Featuring Itzhak Perlman, Toby Perlman, Alan Alda, Amnon Weinstein, Stefan Valcuha, Billy Joel, Zubin Mehta, Pinchas Zukerman, Evgeny Kissin, Mischa Maiskey, Martha Argerich, Barack Obama, Dorothy Delay and the Klezmatics.
Directed by Alison Chernick.
Distributed by American Masters Pictures. 83 minutes. Not Rated.
It’s 6:00 a.m. and I’ve been moved to tears by a gracefully-constructed film and its maestro violinist, Itzhak Perlman.
Itzhak is a film of love and beauty; of art and its human struggle. It centers on the buoyant Itzhak Perlman and his wife, Toby – their relationship to each other, their Jewish culture and history, commitment to teaching, and appreciation of their lives.
Historically, although the mom of a symphonic percussionist, I am not in love with the violin. There are always so many of them performing and they are always in the way of me seeing my petite teen while she plays. Having said this, there is something haunting and beautiful about a well-played violin solo and there is no better soloist then the legendary Itzhak Perlman.
I’ve never had the opportunity to hear Perlman perform in person but feel like this film truly captures his spirit. To watch this master perform is a work of art in itself. He doesn’t fit the mold of a master violinist. Perlman is squishy and goofy, focused yet fun. He does not perform or travel on the Jewish Sabbath and spends his Shabbat with his family. He has dedicated his life to not only performing, but to teaching, finding that teaching has made him the performer that he is today because as a teacher, he is listening at a different level.
Itzhak has all of the touch points that I have come to expect in a biographical documentary: history, struggles, and accolades. The film has the added bonus of an incredible soundtrack made up of its subject’s own performances, and the joy of a man who has known struggle and overcome.
It touches on Perlman’s history. His childhood in Israel. His debut on The Ed Sullivan Show at age 13. His 1963 Carnegie Hall debut at age 18. While there is not much discussion about his battle with polio as a child, his battle with accessibility is present in his everyday living. He has become a staunch soldier in the fight for accessibility in the arts, even focusing the attention of his 2016 Genesis award into improving this access.
In a scene showing a collaboration with Billy Joel, he softly pushes for a moment of extra solo just prior to an iconic Joel song, because, well, if he isn’t featured a little, what’s the point? While that may sound a bit pretentious, it’s surprisingly not. Perlman is at this level of the musical gods and the push plays out beautifully.

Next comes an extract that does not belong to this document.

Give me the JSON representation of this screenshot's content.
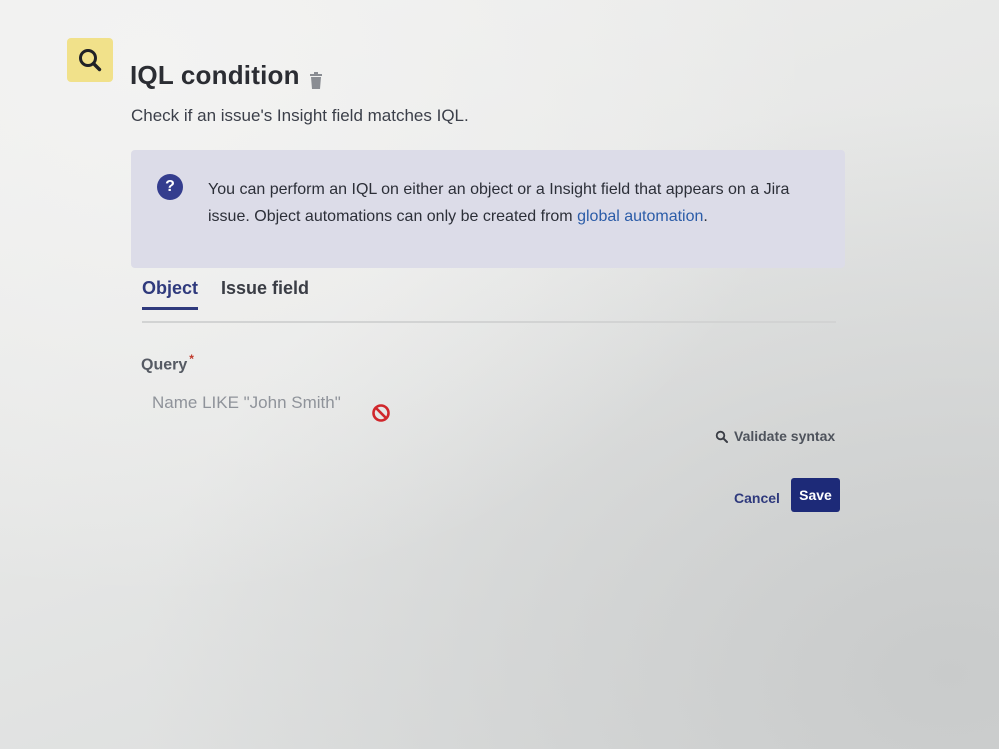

Itzhak is a film for supporters of the arts – culture, performance and education. Film buffs will recognize and appreciate the transition to Perlman’s playing for the theme song in Schindler’s List; history buffs will appreciate the discussion on the prevalence of violins during the Holocaust. Audiences looking for a film with an overwhelming appreciation for life will find what they are looking for in Itzhak.
Copyright ©2018 PopEntertainment.com. All rights reserved. Posted: April 20, 2018.